Operation UNITE President & CEO Nancy Hale participated in a roundtable discussion about the status of battling the drug epidemic in Kentucky on November 25, 2019, at the National Guard facilities in London.

Members of the panel included:

  • Kentucky U.S. Senator Mitch McConnell
  • White House Office of National Drug Control Policy Director James Carroll
  • Kentucky Attorney General-elect Daniel Cameron
  • U.S. Department of Agriculture State Director Hilda Legg
  • Appalachian HIDTA Director Vic Brown
  • U.S. DEA Acting Assistant Special Agent In Charge Todd Kuehnlein
  • Norman Afflack from the U.S. Marshals Service
  • Homeland Security Investigations Special Agent In Charge John Condon
  • U.S. Attorney for the Eastern District of Kentucky Robert Duncan
  • U.S. Attorney for the Western District of Kentucky Russell Coleman
  • Kentucky State Police Lt. Col. Jeremy Slinker
  • Greg Wolf from the Office of the Attorney General
  • Director of Law Enforcement for the Kentucky Department of Fish & Wildlife Services Col. Eric Gibson
  • Lexington Police Department Major David Lyons
  • Col. Gary Lewis from the Kentucky National Guard

Among those attending were Tom Handy and Commonwealth Attorney Jackie Steele, chairman and vice-chairman of the UNITE Board of Directors, respectively, along with UNITE staff and representatives of local, state and federal law enforcement agencies.

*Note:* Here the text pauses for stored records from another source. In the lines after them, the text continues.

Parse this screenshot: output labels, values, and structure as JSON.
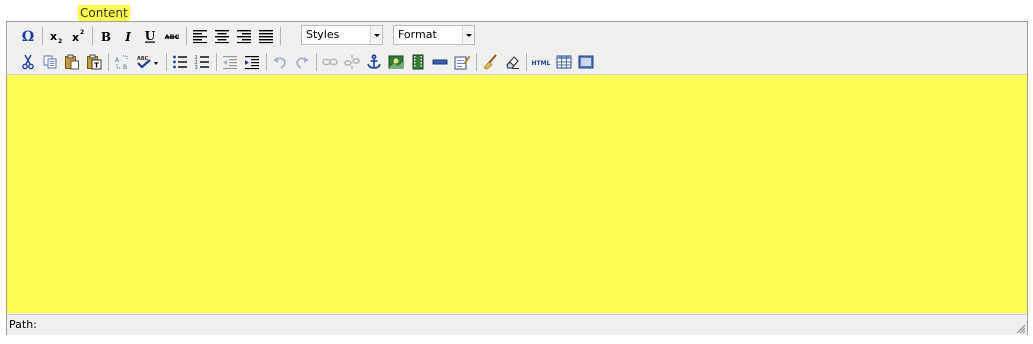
{
  "field": {
    "label": "Content"
  },
  "toolbar": {
    "styles_select": {
      "value": "Styles"
    },
    "format_select": {
      "value": "Format"
    },
    "row1": [
      {
        "name": "omega-icon",
        "title": "Insert custom character"
      },
      {
        "name": "subscript-icon",
        "title": "Subscript"
      },
      {
        "name": "superscript-icon",
        "title": "Superscript"
      },
      {
        "name": "bold-icon",
        "title": "Bold"
      },
      {
        "name": "italic-icon",
        "title": "Italic"
      },
      {
        "name": "underline-icon",
        "title": "Underline"
      },
      {
        "name": "strikethrough-icon",
        "title": "Strikethrough"
      },
      {
        "name": "align-left-icon",
        "title": "Align left"
      },
      {
        "name": "align-center-icon",
        "title": "Align center"
      },
      {
        "name": "align-right-icon",
        "title": "Align right"
      },
      {
        "name": "align-justify-icon",
        "title": "Align full"
      }
    ],
    "row2": [
      {
        "name": "cut-icon"
      },
      {
        "name": "copy-icon"
      },
      {
        "name": "paste-icon"
      },
      {
        "name": "paste-text-icon"
      },
      {
        "name": "find-replace-icon"
      },
      {
        "name": "spellcheck-icon"
      },
      {
        "name": "bullet-list-icon"
      },
      {
        "name": "numbered-list-icon"
      },
      {
        "name": "outdent-icon"
      },
      {
        "name": "indent-icon"
      },
      {
        "name": "undo-icon"
      },
      {
        "name": "redo-icon"
      },
      {
        "name": "link-icon"
      },
      {
        "name": "unlink-icon"
      },
      {
        "name": "anchor-icon"
      },
      {
        "name": "image-icon"
      },
      {
        "name": "media-icon"
      },
      {
        "name": "horizontal-rule-icon"
      },
      {
        "name": "edit-icon"
      },
      {
        "name": "cleanup-icon"
      },
      {
        "name": "remove-format-icon"
      },
      {
        "name": "html-icon"
      },
      {
        "name": "table-icon"
      },
      {
        "name": "fullscreen-icon"
      }
    ],
    "icon_text": {
      "html": "HTML"
    }
  },
  "status": {
    "path_label": "Path:"
  },
  "colors": {
    "content_bg": "#ffff55",
    "label_bg": "#ffff4f",
    "toolbar_bg": "#f0f0ee"
  }
}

“It was a pleasure to be in Kentucky today to see the incredible work being done to get more people struggling with addiction the help they need,” Carroll said. “The Trump Administration, and all Americans, are fortunate to have great partners like Senator McConnell who choose to devote their time and energy to reversing the pattern of addiction and creating safer communities. Kentucky has made progress in accomplishing our ultimate goal: reducing the number of people dying from drug overdoses.”

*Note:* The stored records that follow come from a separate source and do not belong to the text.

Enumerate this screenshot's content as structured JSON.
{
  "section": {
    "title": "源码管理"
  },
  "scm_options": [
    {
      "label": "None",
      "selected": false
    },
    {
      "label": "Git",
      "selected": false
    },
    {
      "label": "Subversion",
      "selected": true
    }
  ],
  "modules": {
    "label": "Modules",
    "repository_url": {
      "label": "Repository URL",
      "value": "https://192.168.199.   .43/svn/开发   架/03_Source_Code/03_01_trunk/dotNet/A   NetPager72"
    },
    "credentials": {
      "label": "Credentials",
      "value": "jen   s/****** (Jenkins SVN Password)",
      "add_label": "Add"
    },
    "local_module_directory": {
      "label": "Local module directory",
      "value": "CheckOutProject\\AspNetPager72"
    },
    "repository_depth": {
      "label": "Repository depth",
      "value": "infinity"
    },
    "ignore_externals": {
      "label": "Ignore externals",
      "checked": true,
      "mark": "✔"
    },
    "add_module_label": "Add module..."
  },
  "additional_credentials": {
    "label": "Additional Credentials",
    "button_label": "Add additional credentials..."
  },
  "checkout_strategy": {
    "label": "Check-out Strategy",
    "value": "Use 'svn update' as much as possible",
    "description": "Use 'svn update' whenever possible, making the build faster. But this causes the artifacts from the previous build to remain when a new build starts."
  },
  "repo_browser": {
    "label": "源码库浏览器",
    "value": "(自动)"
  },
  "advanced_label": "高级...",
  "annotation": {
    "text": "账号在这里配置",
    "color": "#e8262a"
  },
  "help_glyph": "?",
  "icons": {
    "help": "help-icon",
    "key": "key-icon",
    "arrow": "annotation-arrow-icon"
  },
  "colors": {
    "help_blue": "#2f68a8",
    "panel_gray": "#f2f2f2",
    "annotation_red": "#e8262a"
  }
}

Prior to meeting with law enforcement officials, the delegation – along with Governor-Elect Andy Beshear – attended a ribbon-cutting event for the Volunteers of America Mid-States new Hope Center in Manchester. That facility allows addicted pregnant women to reside in the facility and remain drug-free during their pregnancy – another effort to battle the prescription drug and opioid epidemic that has enveloped Kentucky and other parts of the nation.

“As Kentucky continues to endure the unfortunate consequences of opioid and substance abuse, we are reinvesting in comprehensive treatment strategies,” McConnell said. “As Senate Majority Leader, I’m committed to supporting the life-saving work of Volunteers of America by championing comprehensive legislation and securing unprecedented levels of federal funding for Kentucky. As we continue to bolster our prevention, treatment and enforcement efforts, we can make important strides to stopping the tragedy of addiction from inflicting pain on more Kentucky communities.”

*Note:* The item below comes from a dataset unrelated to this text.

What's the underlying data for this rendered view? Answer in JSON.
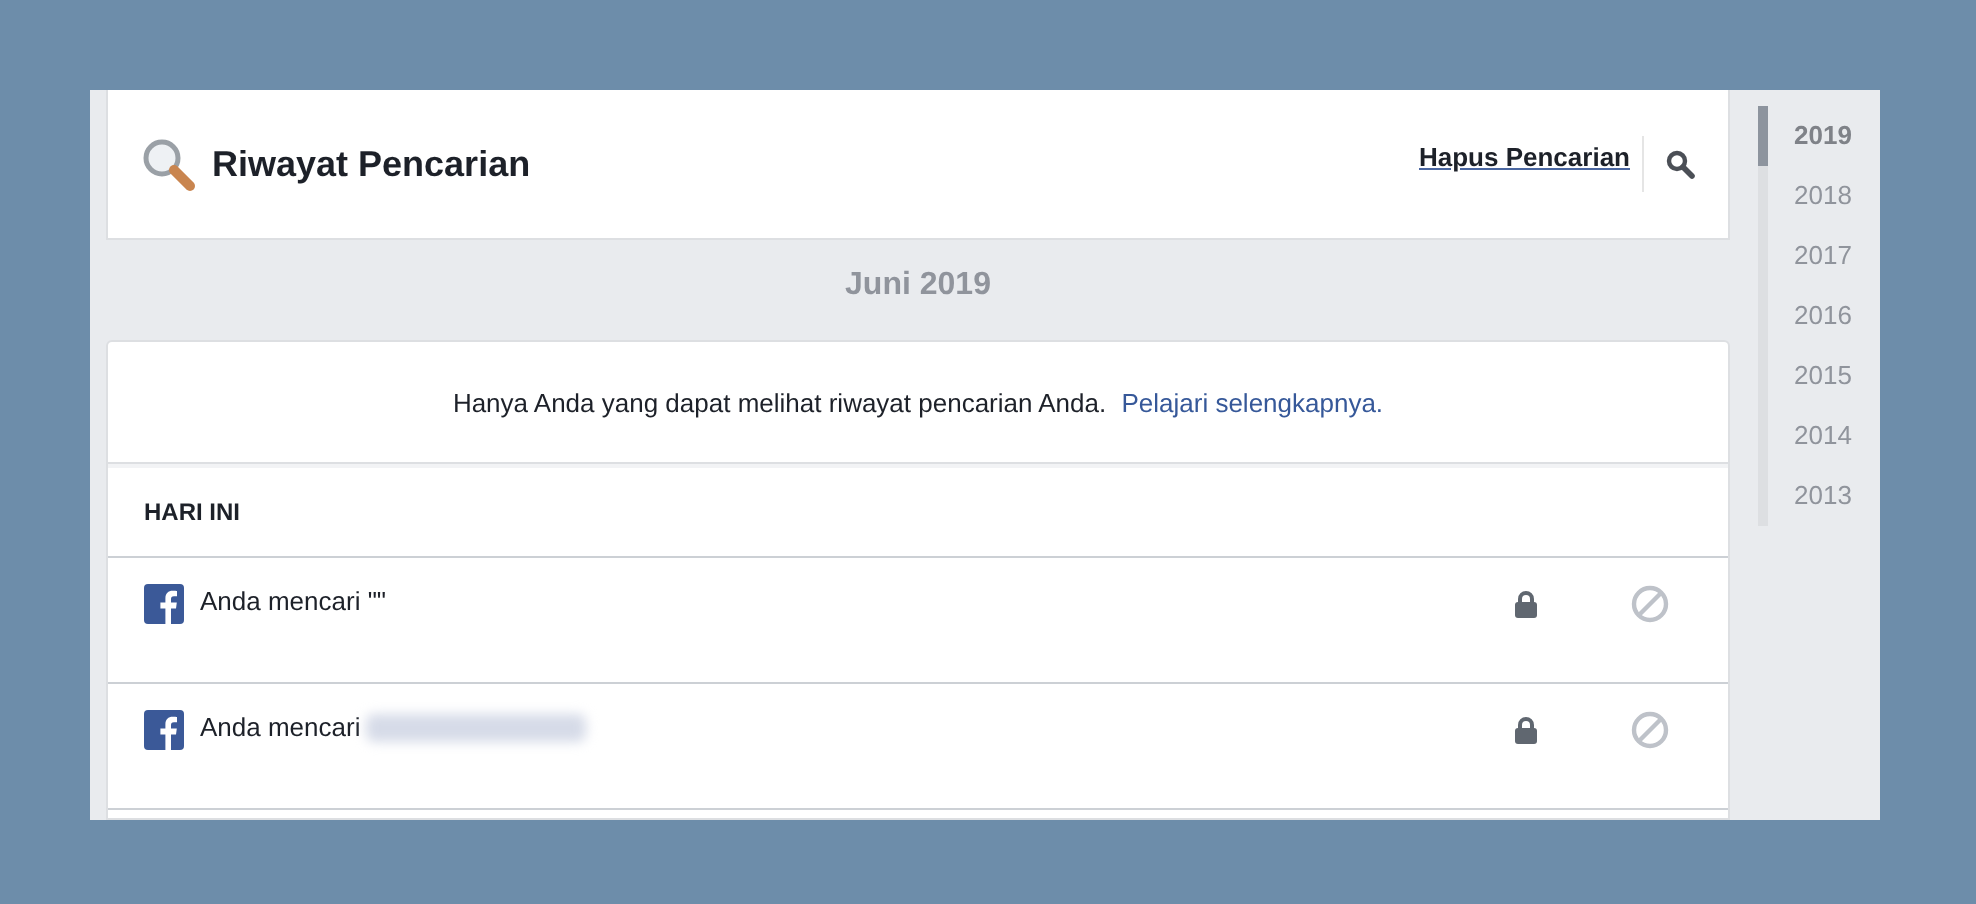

McConnell has been a strong advocate for fighting the scourge of drug abuse and addiction, and has consistently increased federal funding levels to battle the epidemic. Under McConnell’s leadership, Kentucky has received more than $240 million to help fight the drug epidemic and recently worked with the University of Kentucky to secure an $87 million federal grant to address opioid crisis in high-risk communities. Due to his innovative approach toward battling the epidemic, Kentucky has evolved into a model program for other states and has been recognized at the national level.

Some information for this article provided by Nita Johnson, The Sentinel-Echo.